<<<<
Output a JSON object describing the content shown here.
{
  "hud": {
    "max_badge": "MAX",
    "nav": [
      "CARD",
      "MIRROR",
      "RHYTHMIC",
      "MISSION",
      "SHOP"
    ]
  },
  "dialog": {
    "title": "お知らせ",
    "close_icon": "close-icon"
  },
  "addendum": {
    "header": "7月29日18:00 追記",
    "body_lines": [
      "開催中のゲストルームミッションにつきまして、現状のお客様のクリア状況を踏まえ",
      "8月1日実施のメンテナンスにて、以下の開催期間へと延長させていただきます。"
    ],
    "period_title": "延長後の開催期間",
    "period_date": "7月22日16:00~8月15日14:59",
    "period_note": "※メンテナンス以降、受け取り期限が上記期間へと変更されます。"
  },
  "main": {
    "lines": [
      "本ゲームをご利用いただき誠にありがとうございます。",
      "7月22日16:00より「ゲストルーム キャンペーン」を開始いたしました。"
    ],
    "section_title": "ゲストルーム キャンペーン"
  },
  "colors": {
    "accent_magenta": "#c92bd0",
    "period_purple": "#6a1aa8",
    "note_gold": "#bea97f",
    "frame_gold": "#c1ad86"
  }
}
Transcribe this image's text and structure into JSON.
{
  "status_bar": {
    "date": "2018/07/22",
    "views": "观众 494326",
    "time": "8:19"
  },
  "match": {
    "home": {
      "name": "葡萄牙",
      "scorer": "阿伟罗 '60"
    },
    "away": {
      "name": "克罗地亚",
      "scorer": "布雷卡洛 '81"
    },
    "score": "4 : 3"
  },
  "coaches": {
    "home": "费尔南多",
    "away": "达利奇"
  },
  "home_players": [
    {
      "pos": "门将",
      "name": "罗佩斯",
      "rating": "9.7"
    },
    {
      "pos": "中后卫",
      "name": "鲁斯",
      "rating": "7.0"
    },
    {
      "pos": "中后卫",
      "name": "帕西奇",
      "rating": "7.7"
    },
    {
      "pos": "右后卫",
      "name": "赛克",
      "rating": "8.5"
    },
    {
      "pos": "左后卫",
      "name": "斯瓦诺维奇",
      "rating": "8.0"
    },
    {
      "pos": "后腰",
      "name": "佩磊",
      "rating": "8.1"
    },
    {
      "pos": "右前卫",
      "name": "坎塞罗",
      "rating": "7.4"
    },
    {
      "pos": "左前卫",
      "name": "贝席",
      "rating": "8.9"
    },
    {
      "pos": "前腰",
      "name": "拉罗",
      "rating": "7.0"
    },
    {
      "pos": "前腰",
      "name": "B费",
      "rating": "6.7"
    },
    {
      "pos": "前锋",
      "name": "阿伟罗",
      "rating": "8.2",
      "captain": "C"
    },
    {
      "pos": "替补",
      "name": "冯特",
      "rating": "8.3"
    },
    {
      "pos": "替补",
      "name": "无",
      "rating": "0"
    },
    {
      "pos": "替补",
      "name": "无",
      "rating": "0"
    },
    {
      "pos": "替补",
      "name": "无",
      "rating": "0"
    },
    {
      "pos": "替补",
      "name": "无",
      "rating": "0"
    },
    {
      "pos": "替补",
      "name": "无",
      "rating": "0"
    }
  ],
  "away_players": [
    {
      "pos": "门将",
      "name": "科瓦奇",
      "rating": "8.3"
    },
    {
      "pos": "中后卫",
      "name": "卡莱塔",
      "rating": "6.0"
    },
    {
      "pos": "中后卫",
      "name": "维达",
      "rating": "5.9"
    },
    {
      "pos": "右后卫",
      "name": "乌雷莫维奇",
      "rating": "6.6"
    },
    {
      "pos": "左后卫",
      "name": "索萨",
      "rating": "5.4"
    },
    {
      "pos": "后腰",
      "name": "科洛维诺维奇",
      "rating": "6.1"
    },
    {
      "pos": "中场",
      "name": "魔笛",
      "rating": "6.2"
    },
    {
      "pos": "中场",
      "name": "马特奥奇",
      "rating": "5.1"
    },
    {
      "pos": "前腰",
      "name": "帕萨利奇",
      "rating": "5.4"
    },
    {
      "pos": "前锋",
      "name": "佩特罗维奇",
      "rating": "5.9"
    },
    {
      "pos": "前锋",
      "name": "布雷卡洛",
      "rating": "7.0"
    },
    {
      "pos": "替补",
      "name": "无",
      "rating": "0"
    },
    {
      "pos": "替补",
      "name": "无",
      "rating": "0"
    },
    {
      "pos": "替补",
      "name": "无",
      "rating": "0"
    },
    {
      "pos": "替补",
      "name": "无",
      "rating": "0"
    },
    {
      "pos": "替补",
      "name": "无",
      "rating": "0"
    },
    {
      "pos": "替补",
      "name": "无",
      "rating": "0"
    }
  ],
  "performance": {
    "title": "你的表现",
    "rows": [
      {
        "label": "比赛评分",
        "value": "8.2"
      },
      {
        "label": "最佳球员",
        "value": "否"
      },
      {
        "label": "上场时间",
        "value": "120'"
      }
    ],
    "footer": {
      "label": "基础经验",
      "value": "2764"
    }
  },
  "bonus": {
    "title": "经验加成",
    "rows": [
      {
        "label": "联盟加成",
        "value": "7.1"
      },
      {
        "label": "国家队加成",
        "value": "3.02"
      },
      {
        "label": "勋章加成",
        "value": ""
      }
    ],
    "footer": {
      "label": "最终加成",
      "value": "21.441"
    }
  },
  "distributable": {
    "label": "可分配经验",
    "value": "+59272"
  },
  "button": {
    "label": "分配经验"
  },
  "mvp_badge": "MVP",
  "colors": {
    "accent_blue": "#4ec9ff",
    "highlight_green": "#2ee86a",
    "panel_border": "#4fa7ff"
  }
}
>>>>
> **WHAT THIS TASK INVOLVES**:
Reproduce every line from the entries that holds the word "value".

> **SOLUTION FOR THIS TASK**:
        "value": "8.2"
        "value": "否"
        "value": "120'"
      "value": "2764"
        "value": "7.1"
        "value": "3.02"
        "value": ""
      "value": "21.441"
    "value": "+59272"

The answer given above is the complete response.